→ DATA UNDER STUDY:
━━━━━━━━━━━━━━━━━━━━
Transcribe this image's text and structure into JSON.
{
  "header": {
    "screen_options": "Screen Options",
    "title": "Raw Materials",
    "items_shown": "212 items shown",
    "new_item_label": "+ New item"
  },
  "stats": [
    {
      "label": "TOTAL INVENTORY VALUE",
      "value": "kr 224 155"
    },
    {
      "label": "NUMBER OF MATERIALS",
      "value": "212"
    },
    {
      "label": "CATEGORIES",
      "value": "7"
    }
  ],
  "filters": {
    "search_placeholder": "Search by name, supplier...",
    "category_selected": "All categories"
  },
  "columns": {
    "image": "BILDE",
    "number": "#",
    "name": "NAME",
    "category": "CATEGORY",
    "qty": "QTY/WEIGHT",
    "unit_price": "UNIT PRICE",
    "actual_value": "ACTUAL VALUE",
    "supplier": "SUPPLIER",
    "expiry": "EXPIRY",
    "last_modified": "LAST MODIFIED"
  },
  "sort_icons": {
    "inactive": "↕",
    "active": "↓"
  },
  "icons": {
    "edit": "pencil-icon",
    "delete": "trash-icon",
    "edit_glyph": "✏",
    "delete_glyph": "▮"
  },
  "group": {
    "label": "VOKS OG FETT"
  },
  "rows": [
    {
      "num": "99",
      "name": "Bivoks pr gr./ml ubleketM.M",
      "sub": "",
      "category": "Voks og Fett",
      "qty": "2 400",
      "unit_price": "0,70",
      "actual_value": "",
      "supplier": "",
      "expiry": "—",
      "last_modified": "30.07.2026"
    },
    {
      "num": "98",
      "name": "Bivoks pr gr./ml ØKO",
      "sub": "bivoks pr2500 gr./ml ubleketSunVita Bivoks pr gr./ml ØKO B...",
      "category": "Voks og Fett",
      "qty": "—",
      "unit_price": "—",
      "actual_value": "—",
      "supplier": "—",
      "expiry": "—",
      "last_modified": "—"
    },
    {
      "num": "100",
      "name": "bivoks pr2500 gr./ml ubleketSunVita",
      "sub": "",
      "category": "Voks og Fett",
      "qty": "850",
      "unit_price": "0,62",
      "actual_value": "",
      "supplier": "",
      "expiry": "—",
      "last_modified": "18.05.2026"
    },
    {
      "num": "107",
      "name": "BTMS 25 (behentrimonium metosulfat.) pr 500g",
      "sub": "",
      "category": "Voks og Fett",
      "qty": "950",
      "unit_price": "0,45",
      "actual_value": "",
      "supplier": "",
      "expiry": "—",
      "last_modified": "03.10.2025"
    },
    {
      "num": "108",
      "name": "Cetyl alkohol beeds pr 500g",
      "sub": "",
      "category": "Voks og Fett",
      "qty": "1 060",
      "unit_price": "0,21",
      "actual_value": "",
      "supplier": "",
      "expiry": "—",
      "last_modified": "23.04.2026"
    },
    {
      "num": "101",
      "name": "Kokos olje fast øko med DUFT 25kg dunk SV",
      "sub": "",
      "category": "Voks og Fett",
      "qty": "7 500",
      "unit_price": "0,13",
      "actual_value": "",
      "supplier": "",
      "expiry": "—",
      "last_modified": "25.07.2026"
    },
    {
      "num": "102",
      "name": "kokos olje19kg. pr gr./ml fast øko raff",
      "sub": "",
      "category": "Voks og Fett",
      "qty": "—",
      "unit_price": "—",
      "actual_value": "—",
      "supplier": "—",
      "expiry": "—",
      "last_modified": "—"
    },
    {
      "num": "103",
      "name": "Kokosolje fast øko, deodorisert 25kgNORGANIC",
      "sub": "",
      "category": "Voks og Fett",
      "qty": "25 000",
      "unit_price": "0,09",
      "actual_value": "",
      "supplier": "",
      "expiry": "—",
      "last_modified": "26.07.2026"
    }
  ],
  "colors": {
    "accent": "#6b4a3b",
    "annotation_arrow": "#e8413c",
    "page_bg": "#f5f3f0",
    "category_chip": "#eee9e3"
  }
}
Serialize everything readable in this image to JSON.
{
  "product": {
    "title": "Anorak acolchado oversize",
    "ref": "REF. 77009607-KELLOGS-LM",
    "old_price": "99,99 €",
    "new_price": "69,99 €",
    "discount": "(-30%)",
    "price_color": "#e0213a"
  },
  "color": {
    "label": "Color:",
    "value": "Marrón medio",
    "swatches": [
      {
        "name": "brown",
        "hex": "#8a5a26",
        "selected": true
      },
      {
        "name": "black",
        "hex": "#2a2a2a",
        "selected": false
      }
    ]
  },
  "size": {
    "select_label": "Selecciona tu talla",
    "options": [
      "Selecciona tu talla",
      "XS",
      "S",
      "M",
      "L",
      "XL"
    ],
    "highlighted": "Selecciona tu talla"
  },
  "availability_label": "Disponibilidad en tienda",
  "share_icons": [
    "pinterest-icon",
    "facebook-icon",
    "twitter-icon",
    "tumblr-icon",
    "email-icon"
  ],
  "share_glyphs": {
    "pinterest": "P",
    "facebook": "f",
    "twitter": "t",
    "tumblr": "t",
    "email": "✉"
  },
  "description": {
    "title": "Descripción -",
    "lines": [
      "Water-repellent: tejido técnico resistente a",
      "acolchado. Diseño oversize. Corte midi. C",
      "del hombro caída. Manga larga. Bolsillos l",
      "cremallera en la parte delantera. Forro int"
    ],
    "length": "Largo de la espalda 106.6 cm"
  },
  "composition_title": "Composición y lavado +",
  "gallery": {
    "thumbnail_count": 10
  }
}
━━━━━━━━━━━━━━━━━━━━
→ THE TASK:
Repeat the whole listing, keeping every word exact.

→ ANSWER SECTION:
Transcribe this image's text and structure into JSON.
{
  "header": {
    "screen_options": "Screen Options",
    "title": "Raw Materials",
    "items_shown": "212 items shown",
    "new_item_label": "+ New item"
  },
  "stats": [
    {
      "label": "TOTAL INVENTORY VALUE",
      "value": "kr 224 155"
    },
    {
      "label": "NUMBER OF MATERIALS",
      "value": "212"
    },
    {
      "label": "CATEGORIES",
      "value": "7"
    }
  ],
  "filters": {
    "search_placeholder": "Search by name, supplier...",
    "category_selected": "All categories"
  },
  "columns": {
    "image": "BILDE",
    "number": "#",
    "name": "NAME",
    "category": "CATEGORY",
    "qty": "QTY/WEIGHT",
    "unit_price": "UNIT PRICE",
    "actual_value": "ACTUAL VALUE",
    "supplier": "SUPPLIER",
    "expiry": "EXPIRY",
    "last_modified": "LAST MODIFIED"
  },
  "sort_icons": {
    "inactive": "↕",
    "active": "↓"
  },
  "icons": {
    "edit": "pencil-icon",
    "delete": "trash-icon",
    "edit_glyph": "✏",
    "delete_glyph": "▮"
  },
  "group": {
    "label": "VOKS OG FETT"
  },
  "rows": [
    {
      "num": "99",
      "name": "Bivoks pr gr./ml ubleketM.M",
      "sub": "",
      "category": "Voks og Fett",
      "qty": "2 400",
      "unit_price": "0,70",
      "actual_value": "",
      "supplier": "",
      "expiry": "—",
      "last_modified": "30.07.2026"
    },
    {
      "num": "98",
      "name": "Bivoks pr gr./ml ØKO",
      "sub": "bivoks pr2500 gr./ml ubleketSunVita Bivoks pr gr./ml ØKO B...",
      "category": "Voks og Fett",
      "qty": "—",
      "unit_price": "—",
      "actual_value": "—",
      "supplier": "—",
      "expiry": "—",
      "last_modified": "—"
    },
    {
      "num": "100",
      "name": "bivoks pr2500 gr./ml ubleketSunVita",
      "sub": "",
      "category": "Voks og Fett",
      "qty": "850",
      "unit_price": "0,62",
      "actual_value": "",
      "supplier": "",
      "expiry": "—",
      "last_modified": "18.05.2026"
    },
    {
      "num": "107",
      "name": "BTMS 25 (behentrimonium metosulfat.) pr 500g",
      "sub": "",
      "category": "Voks og Fett",
      "qty": "950",
      "unit_price": "0,45",
      "actual_value": "",
      "supplier": "",
      "expiry": "—",
      "last_modified": "03.10.2025"
    },
    {
      "num": "108",
      "name": "Cetyl alkohol beeds pr 500g",
      "sub": "",
      "category": "Voks og Fett",
      "qty": "1 060",
      "unit_price": "0,21",
      "actual_value": "",
      "supplier": "",
      "expiry": "—",
      "last_modified": "23.04.2026"
    },
    {
      "num": "101",
      "name": "Kokos olje fast øko med DUFT 25kg dunk SV",
      "sub": "",
      "category": "Voks og Fett",
      "qty": "7 500",
      "unit_price": "0,13",
      "actual_value": "",
      "supplier": "",
      "expiry": "—",
      "last_modified": "25.07.2026"
    },
    {
      "num": "102",
      "name": "kokos olje19kg. pr gr./ml fast øko raff",
      "sub": "",
      "category": "Voks og Fett",
      "qty": "—",
      "unit_price": "—",
      "actual_value": "—",
      "supplier": "—",
      "expiry": "—",
      "last_modified": "—"
    },
    {
      "num": "103",
      "name": "Kokosolje fast øko, deodorisert 25kgNORGANIC",
      "sub": "",
      "category": "Voks og Fett",
      "qty": "25 000",
      "unit_price": "0,09",
      "actual_value": "",
      "supplier": "",
      "expiry": "—",
      "last_modified": "26.07.2026"
    }
  ],
  "colors": {
    "accent": "#6b4a3b",
    "annotation_arrow": "#e8413c",
    "page_bg": "#f5f3f0",
    "category_chip": "#eee9e3"
  }
}
Serialize everything readable in this image to JSON.
{
  "product": {
    "title": "Anorak acolchado oversize",
    "ref": "REF. 77009607-KELLOGS-LM",
    "old_price": "99,99 €",
    "new_price": "69,99 €",
    "discount": "(-30%)",
    "price_color": "#e0213a"
  },
  "color": {
    "label": "Color:",
    "value": "Marrón medio",
    "swatches": [
      {
        "name": "brown",
        "hex": "#8a5a26",
        "selected": true
      },
      {
        "name": "black",
        "hex": "#2a2a2a",
        "selected": false
      }
    ]
  },
  "size": {
    "select_label": "Selecciona tu talla",
    "options": [
      "Selecciona tu talla",
      "XS",
      "S",
      "M",
      "L",
      "XL"
    ],
    "highlighted": "Selecciona tu talla"
  },
  "availability_label": "Disponibilidad en tienda",
  "share_icons": [
    "pinterest-icon",
    "facebook-icon",
    "twitter-icon",
    "tumblr-icon",
    "email-icon"
  ],
  "share_glyphs": {
    "pinterest": "P",
    "facebook": "f",
    "twitter": "t",
    "tumblr": "t",
    "email": "✉"
  },
  "description": {
    "title": "Descripción -",
    "lines": [
      "Water-repellent: tejido técnico resistente a",
      "acolchado. Diseño oversize. Corte midi. C",
      "del hombro caída. Manga larga. Bolsillos l",
      "cremallera en la parte delantera. Forro int"
    ],
    "length": "Largo de la espalda 106.6 cm"
  },
  "composition_title": "Composición y lavado +",
  "gallery": {
    "thumbnail_count": 10
  }
}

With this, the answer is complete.